Date of this Version



NebGuide G1600, January 2006.


Copyright 2006. The Board of Regents of the University of Nebraska.


This publication describes research conducted to examine the feasibility of freeze concentration with small-scale, simple equipment; and research results on juice extraction and concentration from fruit held in frozen storage.

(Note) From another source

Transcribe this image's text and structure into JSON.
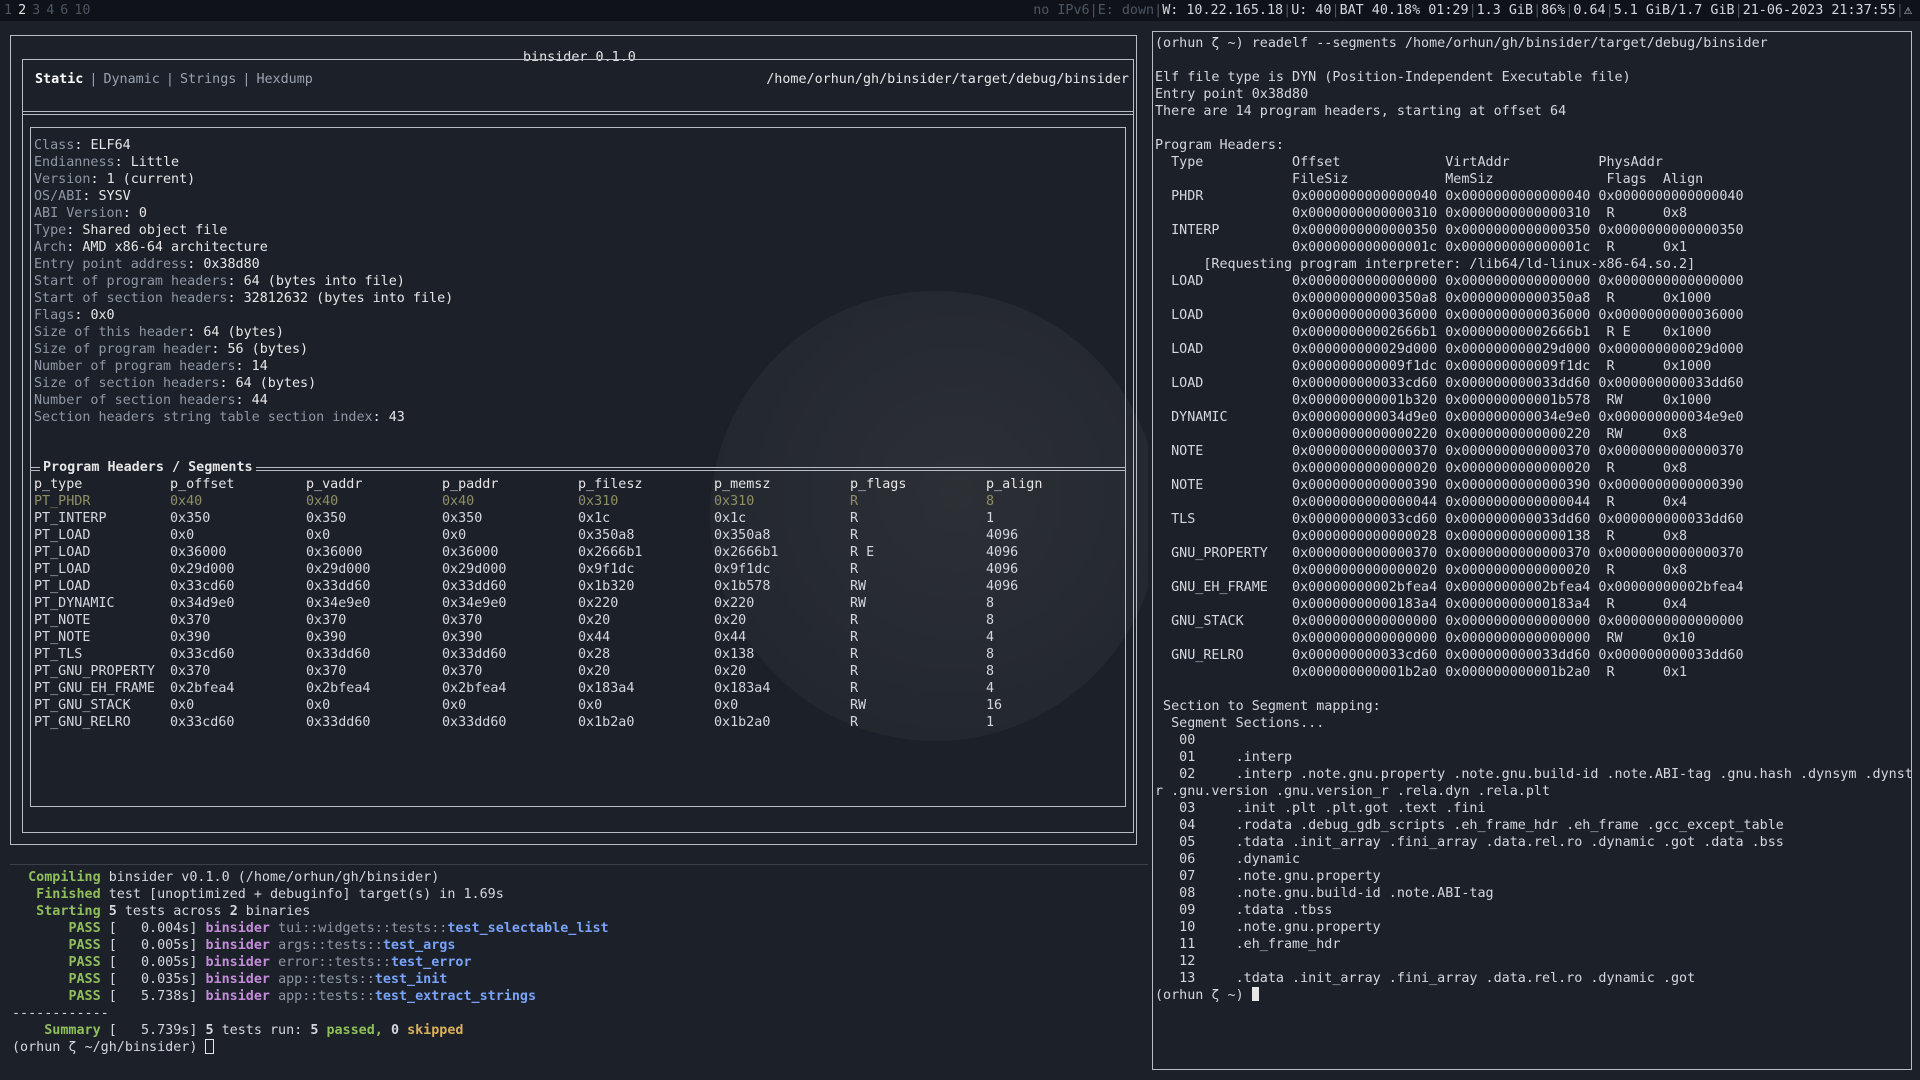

When Grandmother made jelly the wonderful aroma of cooking fruit filled the house. That wonderful aroma was the delicate fruit flavors being evaporated and lost from the jelly. When volatile flavors are retained food has a much better flavor. Freeze concentration of fruit juices is a method of removing water from juices without heating and changing juice flavor. Freeze concentration is effective because a solute in solution has a lower melting point than pure ice, and can be separated from the water component (ice) as the temperature approaches the melting point of pure ice. To easily confirm this, remove a plastic jug of cider from the freezer, invert the jug in a suitable container, place the jug and container in a refrigerator and allow it to approach thawing temperature. Concentrated apple juice will collect in the container, leaving ice in the jug. Freeze concentration has many practical applications in food processing. It is effective in adding fruit solids to wine musts; in reducing the amount of cooking necessary to produce jellies, jams and, preserves; and in improving flavor and characteristics in many food products. Freeze concentration has been practiced in the food industry for over 30 years, but the equipment is too expensive for most small enterprises.